Bill Appleton is CyberFlix president and creator of DreamFactory, the groundbreaking technology that fuels all of CyberFlix’s interactive titles. Appleton has worked in programming since 1984 and is known as one of the world’s premier developers of authoring tools. Prior to founding CyberFlix in 1993, he developed the revolutionary multimedia authoring software SuperCard as well as other pioneering authoring technologies CourseBuilder and WorldBuilder. Apache Strike, Appleton’s first game title (which he developed and programmed single-handedly) was released in 1988 and immediately became the number-one best-selling Mac game. The formation of CyberFlix in 1993 was a part of Appleton’s commitment to producing substantive, resonant multimedia titles and to helping define interactive entertainment as a successful merging of the technological capabilities of the computer with the best elements of traditional storytelling.
“The main challenge with Titanic,” says Appleton, “was to put you onboard that ship. Not just tell you about it or show it to you; we wanted to put you on it. As far as we’re able, we want you to feel what it’s like to walk those decks again and experience the mood of that time and to know the terror of a life-and-death struggle in the context of an epic tragedy. In Titanic, CyberFlix has created a fictional story incorporating these elements told within the confines of a real event that’s universally fascinating. Beauty, danger, loss, redemption, these are elements that make for compelling human drama. When you get right down to it, good storytelling is really about taking people somewhere and transporting the audience to a place that is beautiful or exciting or dangerous or fascinating or maybe all of those at once.”

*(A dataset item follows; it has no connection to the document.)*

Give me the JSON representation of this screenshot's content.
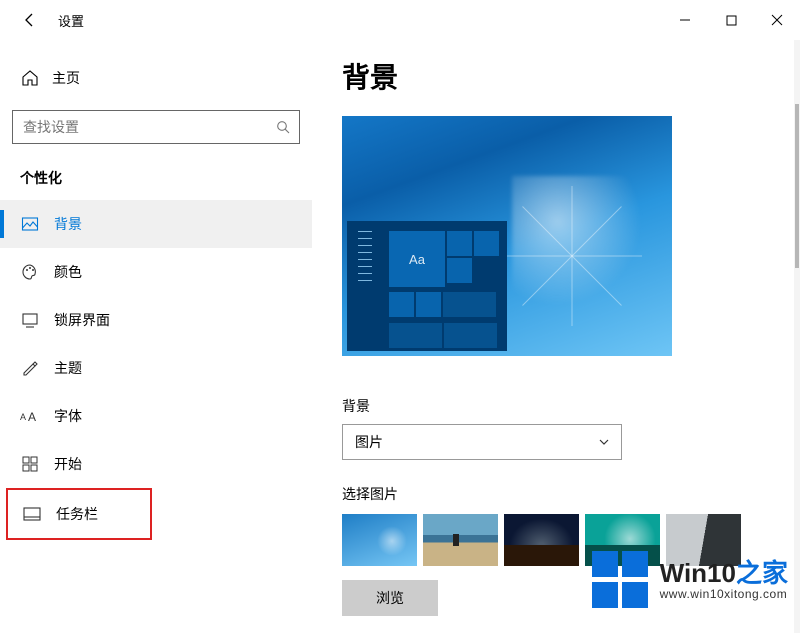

Andrew Nelson is the producer and creative force behind Titanic. He also wrote and produced CyberFlix’s critically acclaimed interactive Western, Dust: A Tale of the Wired West, and wrote the interactive screenplay for the 1993 bestseller, Jump Raven. Nelson is one of CyberFlix’s founding members and is also the company’s creative director. He was formerly an editor and staff writer for Whittle Communications’ Special Report magazine. Before moving to Knoxville, Nelson lived in Los Angeles, New York, and London where he worked as a news correspondent. His articles have appeared in GQ, Conde Nast Traveler, National Geographic, and The Washington Post.
Nelson says he feels strongly that a journey into the past can be the basis for some of the most exciting interactive drama yet. “In a strange way,” he says, “Titanic is absolutely right for CD-ROM. The ship was as advanced in 1912 as the space shuttle is today. The Titanic was science fiction come to life, and, as with the Challenger, the tragedy still resonates.”
The Titanic Team:
*Bill Appleton–DreamFactory technology
*Andrew Nelson–producer & writer
*Todd Appleton–programming & scripting
*Eric Holt–music & sound effects
*Amy Rushton–associate producer & continuity
*Michael Kennedy–art direction; 3D design & animation
*Paul Haskins–3D design & animation
*Alex Tschetter–3D design & animation
*Bob Clouse–2D design & character animation
*Ani Chang–2D design & character animation
*Billy Davenport–2D design & character animation
*Bill Broyles–Historical & photo research
*Ian McLean–PC compatibility